Published: Tuesday, September 13, 2011
Updated: Monday, September 19, 2011 12:09
Faculty members and their spouses may now enroll in free Chinese language and culture courses thanks to the university's branch of the Confucius Institute.
Classes range from introductory Chinese language to Taiji, a traditional martial art form. Institute officials seek to facilitate communication between faculty members and Chinese students, according to Ming Wu, a visiting scholar from China's Xiamen University, who works at the institute.
Prior to the program, many university employees, especially nurses from the student health center, expressed interest in learning Chinese, she said.
"[Students] come here from China and they get sick," Wu said. "But nurses are unable to communicate, and students don't know how to express themselves."
Classes begin this month, with both calligraphy and Chinese level 2 sections still open, whereas level 1 is full, and Taiji, the only course that requires a registration fee, has a waiting list, she said.
Tajii, sometimes referred to as Tai Chi, is a martial art form that uses soft and hard martial arts techniques and focuses on longevity and self-improvement.
"Taiji is very popular," Wu said. "I think because people want to be more healthy."
With headquarters in Beijing, the institute's main goal is to spread the Chinese language and culture to all parts of the world. Part of its funding comes from the institute's headquarters, while the
Chinese government supplies a monthly allowance to volunteer teachers, she said.

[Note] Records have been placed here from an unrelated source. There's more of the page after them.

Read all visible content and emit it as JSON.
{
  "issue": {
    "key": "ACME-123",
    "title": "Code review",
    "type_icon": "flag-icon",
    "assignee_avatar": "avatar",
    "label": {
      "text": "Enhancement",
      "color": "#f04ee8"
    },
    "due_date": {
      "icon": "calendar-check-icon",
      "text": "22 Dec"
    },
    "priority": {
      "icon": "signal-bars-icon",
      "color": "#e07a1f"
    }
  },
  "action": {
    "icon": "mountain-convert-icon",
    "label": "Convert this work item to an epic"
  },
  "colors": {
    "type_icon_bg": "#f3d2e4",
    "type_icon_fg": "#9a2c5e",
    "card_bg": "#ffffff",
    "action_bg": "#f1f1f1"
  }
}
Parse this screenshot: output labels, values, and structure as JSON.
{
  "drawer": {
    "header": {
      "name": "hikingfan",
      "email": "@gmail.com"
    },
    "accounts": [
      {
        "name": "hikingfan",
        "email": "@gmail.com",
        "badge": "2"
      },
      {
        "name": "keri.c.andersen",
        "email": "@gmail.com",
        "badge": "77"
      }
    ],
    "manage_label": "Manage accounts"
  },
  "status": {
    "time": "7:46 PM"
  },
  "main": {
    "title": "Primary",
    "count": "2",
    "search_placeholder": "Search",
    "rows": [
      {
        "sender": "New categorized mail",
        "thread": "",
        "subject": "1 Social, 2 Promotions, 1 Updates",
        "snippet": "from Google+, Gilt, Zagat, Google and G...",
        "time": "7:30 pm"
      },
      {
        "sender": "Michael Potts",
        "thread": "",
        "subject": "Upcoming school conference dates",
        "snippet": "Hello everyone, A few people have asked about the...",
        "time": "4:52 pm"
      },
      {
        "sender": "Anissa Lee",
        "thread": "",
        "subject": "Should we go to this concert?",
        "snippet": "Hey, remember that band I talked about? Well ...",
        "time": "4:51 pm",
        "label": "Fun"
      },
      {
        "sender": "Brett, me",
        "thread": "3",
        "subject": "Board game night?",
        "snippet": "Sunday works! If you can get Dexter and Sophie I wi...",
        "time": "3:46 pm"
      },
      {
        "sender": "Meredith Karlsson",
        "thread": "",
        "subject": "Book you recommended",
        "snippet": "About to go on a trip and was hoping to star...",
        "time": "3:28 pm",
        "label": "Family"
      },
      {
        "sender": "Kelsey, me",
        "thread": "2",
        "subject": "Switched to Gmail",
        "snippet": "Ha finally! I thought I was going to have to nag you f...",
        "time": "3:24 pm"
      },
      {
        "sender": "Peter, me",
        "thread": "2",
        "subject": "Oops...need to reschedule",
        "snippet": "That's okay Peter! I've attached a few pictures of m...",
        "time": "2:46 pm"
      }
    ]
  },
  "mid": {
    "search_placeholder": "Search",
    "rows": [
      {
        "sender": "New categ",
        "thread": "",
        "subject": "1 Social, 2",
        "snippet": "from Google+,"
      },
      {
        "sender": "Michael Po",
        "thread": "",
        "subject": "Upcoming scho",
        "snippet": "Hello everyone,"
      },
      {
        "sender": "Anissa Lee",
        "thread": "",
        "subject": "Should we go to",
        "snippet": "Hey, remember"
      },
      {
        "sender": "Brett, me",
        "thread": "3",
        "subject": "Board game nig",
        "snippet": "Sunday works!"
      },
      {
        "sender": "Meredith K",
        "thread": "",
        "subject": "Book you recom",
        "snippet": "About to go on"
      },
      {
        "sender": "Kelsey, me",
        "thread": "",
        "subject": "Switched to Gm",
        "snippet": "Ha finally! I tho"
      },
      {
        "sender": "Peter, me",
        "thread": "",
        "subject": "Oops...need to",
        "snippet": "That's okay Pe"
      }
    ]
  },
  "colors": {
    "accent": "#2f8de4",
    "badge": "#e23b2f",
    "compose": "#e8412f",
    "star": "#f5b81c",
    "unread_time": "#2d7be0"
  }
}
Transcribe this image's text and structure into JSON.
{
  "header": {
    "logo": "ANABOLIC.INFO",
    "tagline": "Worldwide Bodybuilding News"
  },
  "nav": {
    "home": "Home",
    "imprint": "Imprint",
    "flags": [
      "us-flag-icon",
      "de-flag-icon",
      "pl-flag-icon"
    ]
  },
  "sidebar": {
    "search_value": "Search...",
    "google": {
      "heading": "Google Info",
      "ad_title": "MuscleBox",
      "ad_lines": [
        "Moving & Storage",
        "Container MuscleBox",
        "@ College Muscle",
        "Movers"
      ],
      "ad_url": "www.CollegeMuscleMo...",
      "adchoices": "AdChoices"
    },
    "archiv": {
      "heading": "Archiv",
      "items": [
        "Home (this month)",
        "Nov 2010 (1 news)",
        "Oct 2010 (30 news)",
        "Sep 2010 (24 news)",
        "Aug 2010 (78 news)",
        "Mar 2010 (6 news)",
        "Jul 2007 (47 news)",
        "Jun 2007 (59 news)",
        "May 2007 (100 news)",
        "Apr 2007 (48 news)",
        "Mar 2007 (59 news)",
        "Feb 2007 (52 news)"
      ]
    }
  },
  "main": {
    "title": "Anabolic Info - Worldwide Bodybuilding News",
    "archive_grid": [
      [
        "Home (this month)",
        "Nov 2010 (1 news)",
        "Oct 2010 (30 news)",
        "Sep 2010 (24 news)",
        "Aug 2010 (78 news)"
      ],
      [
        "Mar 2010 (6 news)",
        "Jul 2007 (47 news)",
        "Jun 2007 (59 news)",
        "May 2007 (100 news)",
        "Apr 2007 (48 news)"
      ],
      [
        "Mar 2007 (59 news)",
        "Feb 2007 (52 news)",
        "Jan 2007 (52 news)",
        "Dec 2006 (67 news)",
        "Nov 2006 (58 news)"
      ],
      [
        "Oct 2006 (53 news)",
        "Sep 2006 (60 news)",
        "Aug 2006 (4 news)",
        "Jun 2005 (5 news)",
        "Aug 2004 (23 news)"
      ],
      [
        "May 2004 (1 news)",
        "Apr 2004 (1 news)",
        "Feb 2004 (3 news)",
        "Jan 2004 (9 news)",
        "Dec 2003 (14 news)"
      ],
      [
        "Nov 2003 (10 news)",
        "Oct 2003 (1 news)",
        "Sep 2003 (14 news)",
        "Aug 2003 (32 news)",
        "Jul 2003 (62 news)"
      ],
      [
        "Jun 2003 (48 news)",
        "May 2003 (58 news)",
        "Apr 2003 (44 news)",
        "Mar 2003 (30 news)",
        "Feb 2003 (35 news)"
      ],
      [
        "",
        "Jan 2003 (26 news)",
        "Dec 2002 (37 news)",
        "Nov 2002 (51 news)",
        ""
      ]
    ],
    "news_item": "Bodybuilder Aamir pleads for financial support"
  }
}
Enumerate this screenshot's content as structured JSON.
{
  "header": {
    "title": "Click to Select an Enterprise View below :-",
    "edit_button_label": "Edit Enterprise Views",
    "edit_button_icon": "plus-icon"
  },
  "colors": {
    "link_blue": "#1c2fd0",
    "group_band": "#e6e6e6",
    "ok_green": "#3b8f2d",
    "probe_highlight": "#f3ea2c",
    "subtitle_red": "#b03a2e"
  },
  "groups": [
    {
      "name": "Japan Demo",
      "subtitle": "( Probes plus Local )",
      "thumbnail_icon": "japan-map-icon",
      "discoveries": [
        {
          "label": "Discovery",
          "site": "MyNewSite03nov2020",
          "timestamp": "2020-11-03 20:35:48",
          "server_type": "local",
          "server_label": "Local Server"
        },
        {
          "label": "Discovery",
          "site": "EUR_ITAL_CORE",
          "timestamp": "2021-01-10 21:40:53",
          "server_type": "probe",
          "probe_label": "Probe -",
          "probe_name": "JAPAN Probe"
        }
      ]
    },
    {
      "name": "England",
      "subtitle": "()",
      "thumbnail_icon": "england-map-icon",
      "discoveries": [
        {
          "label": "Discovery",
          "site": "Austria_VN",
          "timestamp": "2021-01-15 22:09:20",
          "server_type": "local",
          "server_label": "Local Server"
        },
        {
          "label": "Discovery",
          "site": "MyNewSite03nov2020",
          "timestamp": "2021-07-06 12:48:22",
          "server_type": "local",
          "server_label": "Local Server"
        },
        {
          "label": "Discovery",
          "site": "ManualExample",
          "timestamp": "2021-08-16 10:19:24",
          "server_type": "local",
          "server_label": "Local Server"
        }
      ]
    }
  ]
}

The Delaware division, which partners with Xiamen University in Beijing, is one of the more than 300 institutes worldwide. Xiamen provides one co-director and one or two professional teachers from Xiamen to organize teaching here, Wu said.
"Bringing teachers from China is hard, so we try to find resources here," she said.
Calligraphy instructor Brian Li, 24, a graduate accounting student, said he heard the institute needed cultural teachers last semester. Li, who has studied calligraphy for five years and taught a class about it for the first time, said the experience was rewarding.
"I have never considered there are so many Americans that are interested in Chinese culture," he said. "It's a big surprise."
Communications professor Beth Haslett said she attended Li's first calligraphy class hoping to learn about the art and Chinese culture.
"It is both a personal and professional interest," Haslett said. "I expect to share what I learn with students in my cross cultural communication courses."
Wu said she hopes faculty members and their spouses will have fun and apply their new knowledge of Chinese language and culture to interactions with Chinese students in the classroom.
"It is a responsibility for us to teach culture to all that are interested in it," Li said.